======== DATA SHOWN ========

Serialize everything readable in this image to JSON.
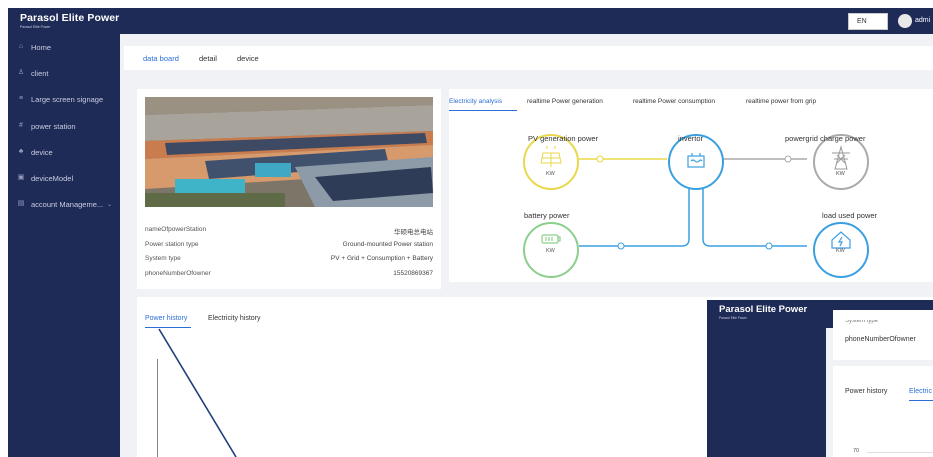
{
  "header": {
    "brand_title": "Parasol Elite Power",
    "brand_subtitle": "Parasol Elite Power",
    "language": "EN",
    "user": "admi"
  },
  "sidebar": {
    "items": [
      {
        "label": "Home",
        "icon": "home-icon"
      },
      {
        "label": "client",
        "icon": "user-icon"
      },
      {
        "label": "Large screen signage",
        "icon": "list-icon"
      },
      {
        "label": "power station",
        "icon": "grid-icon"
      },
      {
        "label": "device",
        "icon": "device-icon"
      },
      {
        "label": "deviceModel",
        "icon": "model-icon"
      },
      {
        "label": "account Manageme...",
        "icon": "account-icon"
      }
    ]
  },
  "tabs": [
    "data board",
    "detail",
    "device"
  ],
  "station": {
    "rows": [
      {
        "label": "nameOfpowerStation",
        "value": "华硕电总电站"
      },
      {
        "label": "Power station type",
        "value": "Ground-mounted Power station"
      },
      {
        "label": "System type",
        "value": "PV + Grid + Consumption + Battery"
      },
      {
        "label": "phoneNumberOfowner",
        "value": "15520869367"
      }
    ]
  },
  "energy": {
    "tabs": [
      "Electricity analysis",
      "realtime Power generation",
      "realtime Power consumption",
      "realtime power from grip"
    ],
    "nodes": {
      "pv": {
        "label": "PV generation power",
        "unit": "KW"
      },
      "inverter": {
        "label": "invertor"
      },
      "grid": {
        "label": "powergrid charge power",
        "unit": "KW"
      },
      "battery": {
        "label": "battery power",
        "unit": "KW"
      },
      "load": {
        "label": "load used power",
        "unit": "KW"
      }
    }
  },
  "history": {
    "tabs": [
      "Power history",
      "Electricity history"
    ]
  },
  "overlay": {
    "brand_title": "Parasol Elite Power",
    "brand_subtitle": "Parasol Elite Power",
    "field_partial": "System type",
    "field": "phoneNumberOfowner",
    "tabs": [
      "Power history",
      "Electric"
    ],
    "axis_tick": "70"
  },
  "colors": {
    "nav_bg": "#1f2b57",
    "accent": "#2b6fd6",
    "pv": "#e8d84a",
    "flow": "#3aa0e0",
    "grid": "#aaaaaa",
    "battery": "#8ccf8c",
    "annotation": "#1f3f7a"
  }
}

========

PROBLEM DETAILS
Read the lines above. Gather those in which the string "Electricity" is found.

RESULT
      "Electricity analysis",
      "Electricity history"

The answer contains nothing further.